WHAT YOU HAVE TO DO: Would you filter these records and copy every line that has the word "Ondas"?

Entries from a dataset of interfaces
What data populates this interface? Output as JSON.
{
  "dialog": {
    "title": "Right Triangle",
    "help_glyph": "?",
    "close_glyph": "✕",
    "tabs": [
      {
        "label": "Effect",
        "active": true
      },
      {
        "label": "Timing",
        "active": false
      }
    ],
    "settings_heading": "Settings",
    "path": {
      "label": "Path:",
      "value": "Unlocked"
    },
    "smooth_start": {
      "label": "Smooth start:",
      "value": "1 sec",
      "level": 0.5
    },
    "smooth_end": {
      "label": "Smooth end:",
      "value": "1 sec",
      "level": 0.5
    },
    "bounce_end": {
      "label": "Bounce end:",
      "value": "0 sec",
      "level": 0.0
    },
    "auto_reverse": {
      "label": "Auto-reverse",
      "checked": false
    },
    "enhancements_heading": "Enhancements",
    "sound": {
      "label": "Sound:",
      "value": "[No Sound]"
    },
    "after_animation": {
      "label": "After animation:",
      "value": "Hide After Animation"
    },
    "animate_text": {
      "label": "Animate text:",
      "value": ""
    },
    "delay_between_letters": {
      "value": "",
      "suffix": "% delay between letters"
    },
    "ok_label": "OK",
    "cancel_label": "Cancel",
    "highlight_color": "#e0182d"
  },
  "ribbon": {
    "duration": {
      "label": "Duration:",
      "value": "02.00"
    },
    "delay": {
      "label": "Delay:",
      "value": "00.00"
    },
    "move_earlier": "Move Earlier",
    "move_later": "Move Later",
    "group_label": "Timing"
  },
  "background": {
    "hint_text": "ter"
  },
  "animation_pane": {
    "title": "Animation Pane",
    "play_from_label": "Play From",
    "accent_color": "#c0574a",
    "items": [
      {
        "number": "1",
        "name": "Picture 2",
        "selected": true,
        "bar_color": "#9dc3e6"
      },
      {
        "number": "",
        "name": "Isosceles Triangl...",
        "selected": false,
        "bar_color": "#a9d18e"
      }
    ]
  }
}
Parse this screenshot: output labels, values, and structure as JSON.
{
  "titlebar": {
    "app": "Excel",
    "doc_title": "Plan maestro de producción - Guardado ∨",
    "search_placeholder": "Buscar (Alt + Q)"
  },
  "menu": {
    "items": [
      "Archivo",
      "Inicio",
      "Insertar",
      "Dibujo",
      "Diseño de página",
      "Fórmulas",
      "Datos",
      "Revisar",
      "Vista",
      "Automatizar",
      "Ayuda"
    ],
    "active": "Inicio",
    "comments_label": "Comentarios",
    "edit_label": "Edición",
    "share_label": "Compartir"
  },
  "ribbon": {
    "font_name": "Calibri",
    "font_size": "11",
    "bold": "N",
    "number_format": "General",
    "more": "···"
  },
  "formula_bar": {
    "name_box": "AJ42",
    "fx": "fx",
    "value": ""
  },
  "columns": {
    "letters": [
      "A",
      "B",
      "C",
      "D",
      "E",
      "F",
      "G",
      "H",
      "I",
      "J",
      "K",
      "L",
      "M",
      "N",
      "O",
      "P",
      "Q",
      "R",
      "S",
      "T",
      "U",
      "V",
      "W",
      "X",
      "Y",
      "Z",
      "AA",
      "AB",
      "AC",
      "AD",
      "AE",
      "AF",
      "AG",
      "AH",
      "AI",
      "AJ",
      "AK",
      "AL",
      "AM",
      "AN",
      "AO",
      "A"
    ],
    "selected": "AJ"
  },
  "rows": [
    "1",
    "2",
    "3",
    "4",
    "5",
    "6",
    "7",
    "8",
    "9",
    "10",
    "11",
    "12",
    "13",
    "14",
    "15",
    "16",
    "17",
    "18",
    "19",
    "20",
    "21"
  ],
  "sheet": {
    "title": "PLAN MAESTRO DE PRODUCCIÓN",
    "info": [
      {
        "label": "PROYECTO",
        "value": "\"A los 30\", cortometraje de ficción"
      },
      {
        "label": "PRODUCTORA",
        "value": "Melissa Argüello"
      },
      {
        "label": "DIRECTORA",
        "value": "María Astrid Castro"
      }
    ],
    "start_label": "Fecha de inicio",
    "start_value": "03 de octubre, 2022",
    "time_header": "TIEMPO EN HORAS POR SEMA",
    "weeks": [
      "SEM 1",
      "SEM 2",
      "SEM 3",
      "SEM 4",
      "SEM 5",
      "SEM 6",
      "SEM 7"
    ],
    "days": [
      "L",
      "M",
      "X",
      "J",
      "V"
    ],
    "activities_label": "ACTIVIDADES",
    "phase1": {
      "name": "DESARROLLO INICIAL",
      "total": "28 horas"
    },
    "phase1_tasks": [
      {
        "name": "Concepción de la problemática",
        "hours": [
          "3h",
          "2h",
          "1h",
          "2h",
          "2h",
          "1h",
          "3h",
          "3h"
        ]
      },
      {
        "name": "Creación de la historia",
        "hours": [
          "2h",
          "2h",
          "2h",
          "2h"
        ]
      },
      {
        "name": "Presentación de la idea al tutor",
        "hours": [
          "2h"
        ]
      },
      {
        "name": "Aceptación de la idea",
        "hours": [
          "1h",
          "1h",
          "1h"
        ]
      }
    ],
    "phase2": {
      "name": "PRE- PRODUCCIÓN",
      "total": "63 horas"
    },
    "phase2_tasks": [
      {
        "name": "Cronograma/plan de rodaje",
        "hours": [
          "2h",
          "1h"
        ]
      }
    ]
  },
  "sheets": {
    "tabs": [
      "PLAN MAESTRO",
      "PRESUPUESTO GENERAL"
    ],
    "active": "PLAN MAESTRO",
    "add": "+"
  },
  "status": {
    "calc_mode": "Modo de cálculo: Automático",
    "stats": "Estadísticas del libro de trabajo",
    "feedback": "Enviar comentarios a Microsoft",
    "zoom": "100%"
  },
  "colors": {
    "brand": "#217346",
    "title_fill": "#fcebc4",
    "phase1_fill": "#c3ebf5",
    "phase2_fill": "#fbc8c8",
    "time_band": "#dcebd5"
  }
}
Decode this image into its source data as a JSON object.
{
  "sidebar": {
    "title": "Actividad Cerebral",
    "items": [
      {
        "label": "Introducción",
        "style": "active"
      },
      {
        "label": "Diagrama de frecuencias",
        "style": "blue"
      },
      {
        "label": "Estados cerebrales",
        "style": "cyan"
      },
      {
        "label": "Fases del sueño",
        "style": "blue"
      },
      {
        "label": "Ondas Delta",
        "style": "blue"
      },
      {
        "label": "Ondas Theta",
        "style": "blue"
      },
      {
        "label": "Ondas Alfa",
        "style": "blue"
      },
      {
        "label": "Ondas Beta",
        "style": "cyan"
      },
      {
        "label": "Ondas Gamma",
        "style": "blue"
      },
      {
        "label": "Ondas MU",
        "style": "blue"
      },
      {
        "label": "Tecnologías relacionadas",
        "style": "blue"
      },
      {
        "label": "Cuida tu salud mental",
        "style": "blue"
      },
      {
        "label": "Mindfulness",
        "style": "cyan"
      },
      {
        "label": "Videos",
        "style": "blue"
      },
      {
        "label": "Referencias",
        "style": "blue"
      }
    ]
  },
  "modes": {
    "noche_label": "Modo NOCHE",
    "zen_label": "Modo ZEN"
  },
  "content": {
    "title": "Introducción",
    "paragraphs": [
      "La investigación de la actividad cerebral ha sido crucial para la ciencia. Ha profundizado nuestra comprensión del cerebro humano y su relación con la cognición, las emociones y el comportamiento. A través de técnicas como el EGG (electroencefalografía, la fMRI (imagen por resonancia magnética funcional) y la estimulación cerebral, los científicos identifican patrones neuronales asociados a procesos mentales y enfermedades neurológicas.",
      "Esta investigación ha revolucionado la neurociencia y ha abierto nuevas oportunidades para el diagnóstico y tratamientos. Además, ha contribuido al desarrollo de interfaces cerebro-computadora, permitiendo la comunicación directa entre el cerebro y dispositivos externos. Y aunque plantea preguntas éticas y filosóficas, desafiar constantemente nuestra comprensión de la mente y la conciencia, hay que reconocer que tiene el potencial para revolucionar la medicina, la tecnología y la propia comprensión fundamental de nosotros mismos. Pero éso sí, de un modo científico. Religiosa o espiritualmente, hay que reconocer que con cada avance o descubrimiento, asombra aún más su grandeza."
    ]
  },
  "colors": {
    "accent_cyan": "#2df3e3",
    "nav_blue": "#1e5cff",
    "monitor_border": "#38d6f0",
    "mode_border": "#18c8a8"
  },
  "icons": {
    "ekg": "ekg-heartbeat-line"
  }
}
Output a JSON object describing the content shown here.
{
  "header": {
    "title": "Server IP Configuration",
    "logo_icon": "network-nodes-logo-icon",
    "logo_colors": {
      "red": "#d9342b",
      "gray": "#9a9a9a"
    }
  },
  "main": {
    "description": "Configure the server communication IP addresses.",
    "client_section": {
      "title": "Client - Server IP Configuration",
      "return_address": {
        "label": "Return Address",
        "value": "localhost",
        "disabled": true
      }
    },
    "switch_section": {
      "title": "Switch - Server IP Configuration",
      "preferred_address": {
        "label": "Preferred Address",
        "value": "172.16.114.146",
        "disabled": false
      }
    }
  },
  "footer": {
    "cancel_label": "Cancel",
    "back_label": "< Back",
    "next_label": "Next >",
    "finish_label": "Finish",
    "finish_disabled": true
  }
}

TASK ANSWER:
        "label": "Ondas Delta",
        "label": "Ondas Theta",
        "label": "Ondas Alfa",
        "label": "Ondas Beta",
        "label": "Ondas Gamma",
        "label": "Ondas MU",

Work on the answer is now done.